I would like each line of the data that holds the word "time" copied out.

*** Opening of SOURCE DATA ***

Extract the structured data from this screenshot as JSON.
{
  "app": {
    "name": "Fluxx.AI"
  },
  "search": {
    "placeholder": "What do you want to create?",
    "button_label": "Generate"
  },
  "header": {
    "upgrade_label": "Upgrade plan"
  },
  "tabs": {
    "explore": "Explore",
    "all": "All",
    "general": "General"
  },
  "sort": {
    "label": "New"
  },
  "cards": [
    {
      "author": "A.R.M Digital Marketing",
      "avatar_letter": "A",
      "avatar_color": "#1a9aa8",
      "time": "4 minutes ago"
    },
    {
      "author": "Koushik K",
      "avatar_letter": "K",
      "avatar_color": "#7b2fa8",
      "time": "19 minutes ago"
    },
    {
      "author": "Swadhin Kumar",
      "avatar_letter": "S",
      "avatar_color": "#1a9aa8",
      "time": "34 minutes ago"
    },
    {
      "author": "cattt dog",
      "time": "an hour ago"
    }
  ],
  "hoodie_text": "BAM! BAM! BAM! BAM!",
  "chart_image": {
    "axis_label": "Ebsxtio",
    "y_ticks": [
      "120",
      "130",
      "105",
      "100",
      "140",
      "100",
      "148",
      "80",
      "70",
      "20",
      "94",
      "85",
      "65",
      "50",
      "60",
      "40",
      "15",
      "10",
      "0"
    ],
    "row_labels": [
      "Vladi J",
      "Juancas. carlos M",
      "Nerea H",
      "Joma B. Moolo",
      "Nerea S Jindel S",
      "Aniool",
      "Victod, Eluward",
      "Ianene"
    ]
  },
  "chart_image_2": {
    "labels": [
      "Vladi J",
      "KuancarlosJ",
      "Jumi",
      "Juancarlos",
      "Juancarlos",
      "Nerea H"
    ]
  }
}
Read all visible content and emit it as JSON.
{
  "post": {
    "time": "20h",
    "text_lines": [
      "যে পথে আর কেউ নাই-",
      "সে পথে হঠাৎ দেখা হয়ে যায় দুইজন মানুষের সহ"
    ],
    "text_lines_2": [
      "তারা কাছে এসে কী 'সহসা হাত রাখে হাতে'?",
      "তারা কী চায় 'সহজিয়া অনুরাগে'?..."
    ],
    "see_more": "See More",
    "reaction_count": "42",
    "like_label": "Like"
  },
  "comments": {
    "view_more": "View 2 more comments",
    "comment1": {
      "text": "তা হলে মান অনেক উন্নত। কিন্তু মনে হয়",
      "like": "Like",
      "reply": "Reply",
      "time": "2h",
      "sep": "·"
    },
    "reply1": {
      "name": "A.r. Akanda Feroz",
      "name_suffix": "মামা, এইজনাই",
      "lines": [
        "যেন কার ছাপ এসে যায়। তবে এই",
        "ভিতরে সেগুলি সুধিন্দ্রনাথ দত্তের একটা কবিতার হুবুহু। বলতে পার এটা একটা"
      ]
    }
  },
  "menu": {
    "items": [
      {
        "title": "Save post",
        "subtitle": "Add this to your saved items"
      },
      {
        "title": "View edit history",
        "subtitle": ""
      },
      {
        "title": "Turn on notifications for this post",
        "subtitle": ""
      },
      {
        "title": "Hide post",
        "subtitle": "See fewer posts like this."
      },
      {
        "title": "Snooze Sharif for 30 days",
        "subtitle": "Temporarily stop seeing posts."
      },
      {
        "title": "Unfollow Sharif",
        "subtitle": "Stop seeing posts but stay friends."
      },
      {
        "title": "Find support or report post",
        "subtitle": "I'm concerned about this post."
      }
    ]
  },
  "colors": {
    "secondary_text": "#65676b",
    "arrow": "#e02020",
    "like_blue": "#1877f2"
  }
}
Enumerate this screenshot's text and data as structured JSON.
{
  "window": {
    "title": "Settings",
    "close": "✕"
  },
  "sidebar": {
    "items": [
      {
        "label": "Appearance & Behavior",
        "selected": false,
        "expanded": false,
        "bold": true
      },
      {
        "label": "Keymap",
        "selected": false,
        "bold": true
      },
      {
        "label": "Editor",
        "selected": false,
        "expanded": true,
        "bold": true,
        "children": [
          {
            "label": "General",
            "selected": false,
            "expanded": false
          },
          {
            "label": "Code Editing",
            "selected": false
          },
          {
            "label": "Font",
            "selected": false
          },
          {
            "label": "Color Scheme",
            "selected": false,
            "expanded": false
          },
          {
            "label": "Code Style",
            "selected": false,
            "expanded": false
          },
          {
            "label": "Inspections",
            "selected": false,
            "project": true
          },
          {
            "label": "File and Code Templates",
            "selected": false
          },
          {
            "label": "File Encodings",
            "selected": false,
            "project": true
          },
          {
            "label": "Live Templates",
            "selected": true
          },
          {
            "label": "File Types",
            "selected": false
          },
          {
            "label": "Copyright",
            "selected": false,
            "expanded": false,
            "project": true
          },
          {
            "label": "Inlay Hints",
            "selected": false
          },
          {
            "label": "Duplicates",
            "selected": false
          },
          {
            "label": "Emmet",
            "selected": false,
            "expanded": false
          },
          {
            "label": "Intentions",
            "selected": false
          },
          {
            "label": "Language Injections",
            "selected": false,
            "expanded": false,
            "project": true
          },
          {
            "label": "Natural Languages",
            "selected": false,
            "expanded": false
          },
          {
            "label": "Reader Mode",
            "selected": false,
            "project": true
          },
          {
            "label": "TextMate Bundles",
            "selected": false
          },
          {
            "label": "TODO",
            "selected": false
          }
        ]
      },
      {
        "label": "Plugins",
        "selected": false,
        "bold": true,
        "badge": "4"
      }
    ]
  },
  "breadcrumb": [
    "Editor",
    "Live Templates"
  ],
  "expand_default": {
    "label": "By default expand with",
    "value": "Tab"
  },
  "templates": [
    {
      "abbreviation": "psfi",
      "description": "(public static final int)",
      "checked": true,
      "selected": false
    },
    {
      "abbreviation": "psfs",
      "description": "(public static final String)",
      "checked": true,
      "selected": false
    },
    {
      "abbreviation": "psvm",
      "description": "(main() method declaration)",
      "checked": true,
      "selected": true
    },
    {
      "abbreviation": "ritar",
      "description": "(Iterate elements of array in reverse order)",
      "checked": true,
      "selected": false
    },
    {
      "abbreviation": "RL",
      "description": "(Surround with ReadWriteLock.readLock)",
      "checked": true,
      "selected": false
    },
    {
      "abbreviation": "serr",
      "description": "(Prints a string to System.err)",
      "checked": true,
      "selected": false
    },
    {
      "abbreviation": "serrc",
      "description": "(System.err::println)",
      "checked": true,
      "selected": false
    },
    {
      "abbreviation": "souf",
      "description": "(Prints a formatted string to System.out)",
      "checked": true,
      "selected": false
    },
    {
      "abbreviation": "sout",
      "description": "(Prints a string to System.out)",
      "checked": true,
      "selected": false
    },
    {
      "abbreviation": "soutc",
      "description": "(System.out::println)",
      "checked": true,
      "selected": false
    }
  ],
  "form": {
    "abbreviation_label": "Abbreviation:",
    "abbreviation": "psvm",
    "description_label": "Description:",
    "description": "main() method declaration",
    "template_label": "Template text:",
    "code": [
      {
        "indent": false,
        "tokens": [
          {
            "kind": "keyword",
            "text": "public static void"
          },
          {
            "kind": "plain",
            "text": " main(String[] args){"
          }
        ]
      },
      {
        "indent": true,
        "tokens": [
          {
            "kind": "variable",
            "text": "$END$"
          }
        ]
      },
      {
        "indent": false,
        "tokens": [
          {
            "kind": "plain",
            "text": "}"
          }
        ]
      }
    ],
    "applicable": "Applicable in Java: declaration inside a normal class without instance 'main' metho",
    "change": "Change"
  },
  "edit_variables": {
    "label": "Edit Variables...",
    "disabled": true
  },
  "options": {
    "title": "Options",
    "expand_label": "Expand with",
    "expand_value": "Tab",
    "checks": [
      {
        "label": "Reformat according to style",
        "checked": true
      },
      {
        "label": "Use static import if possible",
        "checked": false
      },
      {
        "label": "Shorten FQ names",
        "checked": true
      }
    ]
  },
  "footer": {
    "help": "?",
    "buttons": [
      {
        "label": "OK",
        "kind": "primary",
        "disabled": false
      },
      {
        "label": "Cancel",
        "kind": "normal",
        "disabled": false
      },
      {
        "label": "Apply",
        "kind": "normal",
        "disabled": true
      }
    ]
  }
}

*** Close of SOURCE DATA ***

SOLUTION FOR THIS EXERCISE »
      "time": "4 minutes ago"
      "time": "19 minutes ago"
      "time": "34 minutes ago"
      "time": "an hour ago"
    "time": "20h",
      "time": "2h",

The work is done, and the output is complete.